-- Opening Marker --

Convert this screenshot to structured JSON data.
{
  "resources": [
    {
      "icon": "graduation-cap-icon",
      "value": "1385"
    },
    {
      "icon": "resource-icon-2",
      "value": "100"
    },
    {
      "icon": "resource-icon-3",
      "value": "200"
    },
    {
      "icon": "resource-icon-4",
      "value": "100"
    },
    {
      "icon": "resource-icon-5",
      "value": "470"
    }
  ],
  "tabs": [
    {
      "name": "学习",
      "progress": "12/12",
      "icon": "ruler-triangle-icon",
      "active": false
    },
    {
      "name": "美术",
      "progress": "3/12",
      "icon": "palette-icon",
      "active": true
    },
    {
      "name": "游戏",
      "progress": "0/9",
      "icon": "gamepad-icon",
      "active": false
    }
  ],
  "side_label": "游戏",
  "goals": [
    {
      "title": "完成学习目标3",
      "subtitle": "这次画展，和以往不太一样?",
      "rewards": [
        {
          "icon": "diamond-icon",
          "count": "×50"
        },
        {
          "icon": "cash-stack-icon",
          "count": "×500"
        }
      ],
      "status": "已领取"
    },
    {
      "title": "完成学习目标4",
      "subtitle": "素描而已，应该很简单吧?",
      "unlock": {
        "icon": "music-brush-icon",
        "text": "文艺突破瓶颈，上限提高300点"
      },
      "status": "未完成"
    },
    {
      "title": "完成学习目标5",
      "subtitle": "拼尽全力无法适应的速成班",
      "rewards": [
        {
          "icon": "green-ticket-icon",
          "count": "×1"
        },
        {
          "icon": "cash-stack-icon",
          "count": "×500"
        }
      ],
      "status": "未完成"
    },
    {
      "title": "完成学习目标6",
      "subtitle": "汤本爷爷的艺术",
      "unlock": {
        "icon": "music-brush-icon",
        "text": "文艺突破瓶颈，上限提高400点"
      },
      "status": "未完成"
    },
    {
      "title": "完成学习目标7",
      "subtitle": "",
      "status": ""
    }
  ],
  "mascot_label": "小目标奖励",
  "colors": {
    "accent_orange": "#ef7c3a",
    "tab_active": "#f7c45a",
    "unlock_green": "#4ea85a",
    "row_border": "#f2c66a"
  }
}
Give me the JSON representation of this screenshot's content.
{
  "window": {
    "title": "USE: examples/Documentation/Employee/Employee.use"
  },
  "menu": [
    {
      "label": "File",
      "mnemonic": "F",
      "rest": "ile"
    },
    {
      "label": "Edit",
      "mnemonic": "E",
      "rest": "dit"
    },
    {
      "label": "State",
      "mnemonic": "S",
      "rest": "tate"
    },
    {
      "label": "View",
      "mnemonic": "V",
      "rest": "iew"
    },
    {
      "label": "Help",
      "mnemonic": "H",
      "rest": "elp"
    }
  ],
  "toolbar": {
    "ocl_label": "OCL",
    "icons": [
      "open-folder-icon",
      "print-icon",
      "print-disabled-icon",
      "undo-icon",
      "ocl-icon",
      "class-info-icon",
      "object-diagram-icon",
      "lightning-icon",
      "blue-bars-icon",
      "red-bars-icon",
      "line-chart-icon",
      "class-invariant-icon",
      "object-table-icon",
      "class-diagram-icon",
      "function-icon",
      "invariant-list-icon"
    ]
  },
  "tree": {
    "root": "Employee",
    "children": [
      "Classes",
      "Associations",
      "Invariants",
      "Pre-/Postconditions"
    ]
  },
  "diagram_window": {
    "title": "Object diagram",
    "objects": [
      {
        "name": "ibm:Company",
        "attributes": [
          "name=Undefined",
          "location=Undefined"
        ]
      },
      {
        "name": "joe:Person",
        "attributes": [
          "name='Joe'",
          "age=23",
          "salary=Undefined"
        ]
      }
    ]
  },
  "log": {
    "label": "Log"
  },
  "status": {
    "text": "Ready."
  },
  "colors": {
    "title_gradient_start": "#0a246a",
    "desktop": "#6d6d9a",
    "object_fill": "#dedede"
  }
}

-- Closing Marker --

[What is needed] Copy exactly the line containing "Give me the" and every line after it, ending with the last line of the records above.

[Result of this task]
Give me the JSON representation of this screenshot's content.
{
  "window": {
    "title": "USE: examples/Documentation/Employee/Employee.use"
  },
  "menu": [
    {
      "label": "File",
      "mnemonic": "F",
      "rest": "ile"
    },
    {
      "label": "Edit",
      "mnemonic": "E",
      "rest": "dit"
    },
    {
      "label": "State",
      "mnemonic": "S",
      "rest": "tate"
    },
    {
      "label": "View",
      "mnemonic": "V",
      "rest": "iew"
    },
    {
      "label": "Help",
      "mnemonic": "H",
      "rest": "elp"
    }
  ],
  "toolbar": {
    "ocl_label": "OCL",
    "icons": [
      "open-folder-icon",
      "print-icon",
      "print-disabled-icon",
      "undo-icon",
      "ocl-icon",
      "class-info-icon",
      "object-diagram-icon",
      "lightning-icon",
      "blue-bars-icon",
      "red-bars-icon",
      "line-chart-icon",
      "class-invariant-icon",
      "object-table-icon",
      "class-diagram-icon",
      "function-icon",
      "invariant-list-icon"
    ]
  },
  "tree": {
    "root": "Employee",
    "children": [
      "Classes",
      "Associations",
      "Invariants",
      "Pre-/Postconditions"
    ]
  },
  "diagram_window": {
    "title": "Object diagram",
    "objects": [
      {
        "name": "ibm:Company",
        "attributes": [
          "name=Undefined",
          "location=Undefined"
        ]
      },
      {
        "name": "joe:Person",
        "attributes": [
          "name='Joe'",
          "age=23",
          "salary=Undefined"
        ]
      }
    ]
  },
  "log": {
    "label": "Log"
  },
  "status": {
    "text": "Ready."
  },
  "colors": {
    "title_gradient_start": "#0a246a",
    "desktop": "#6d6d9a",
    "object_fill": "#dedede"
  }
}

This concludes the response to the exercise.